... Keeping hands clean through improved hand hygiene is one of the most important steps we can take to avoid getting sick and spreading germs to others. Many diseases and conditions are spread by not washing hands with soap and clean, running water.
Most of our gut bacteria are GN bacteria that are not affected by soap at all. Some of them can even live on soap detergents, metabolizing them! Soap solution (after a long contact) kills about 50-80% of GP bacteria, but that only gives GN bacteria a temporary edge over their GP sisters. As GP bacteria multiply in geometric progression, such gentle decreases in numbers are quickly repaired. I've read that soap dispensers are the reliable pathways for spreading gastric infections by GN bacteria. The soap does nothing to these GN bacteria while hundreds of people touch these dispensers. Most of bacteria on our skin that are killed by these soap detergents are harmless. Those surviving tend to be pathogenic, as they are under the evolutionary pressure to resist detergents and carry on infecting people. Even if these GP bacteria cannot survive soap, their spores can. The counts of some bacteria, actually, increase after washing hands, because benign skin bacteria killed by soap can no longer keep them in check. It is an ecosystem.
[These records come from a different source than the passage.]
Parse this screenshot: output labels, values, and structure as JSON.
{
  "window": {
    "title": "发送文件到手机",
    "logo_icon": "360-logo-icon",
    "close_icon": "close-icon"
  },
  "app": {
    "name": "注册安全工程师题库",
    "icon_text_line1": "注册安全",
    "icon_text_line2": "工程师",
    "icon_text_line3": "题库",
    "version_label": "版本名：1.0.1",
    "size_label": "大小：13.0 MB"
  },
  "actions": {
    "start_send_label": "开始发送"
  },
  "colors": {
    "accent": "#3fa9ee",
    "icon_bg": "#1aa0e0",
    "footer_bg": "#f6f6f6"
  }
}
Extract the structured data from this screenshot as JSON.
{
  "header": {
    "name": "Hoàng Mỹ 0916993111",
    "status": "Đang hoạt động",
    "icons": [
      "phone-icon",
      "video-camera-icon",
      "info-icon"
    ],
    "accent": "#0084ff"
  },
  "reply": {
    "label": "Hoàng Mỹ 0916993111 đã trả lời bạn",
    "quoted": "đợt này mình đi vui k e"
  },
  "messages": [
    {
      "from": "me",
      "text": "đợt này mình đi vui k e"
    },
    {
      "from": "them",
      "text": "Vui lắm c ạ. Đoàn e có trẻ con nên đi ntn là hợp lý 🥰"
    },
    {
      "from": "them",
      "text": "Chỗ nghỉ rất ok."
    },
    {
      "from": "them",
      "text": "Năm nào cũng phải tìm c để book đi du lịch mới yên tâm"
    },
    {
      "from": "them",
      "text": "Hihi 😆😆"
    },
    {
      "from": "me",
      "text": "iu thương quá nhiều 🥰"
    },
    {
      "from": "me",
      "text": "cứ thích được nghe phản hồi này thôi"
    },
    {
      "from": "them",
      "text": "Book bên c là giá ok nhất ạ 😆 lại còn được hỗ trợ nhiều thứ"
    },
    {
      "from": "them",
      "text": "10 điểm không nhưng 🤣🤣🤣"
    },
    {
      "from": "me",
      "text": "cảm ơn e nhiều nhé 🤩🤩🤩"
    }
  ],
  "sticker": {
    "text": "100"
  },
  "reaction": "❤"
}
You can safely launder this fabric in a home washing machine with the hottest available water and standard detergent or soap and agitation. Variations on this symbol may include dots, numbers, and bars that provide further fabric care instructions.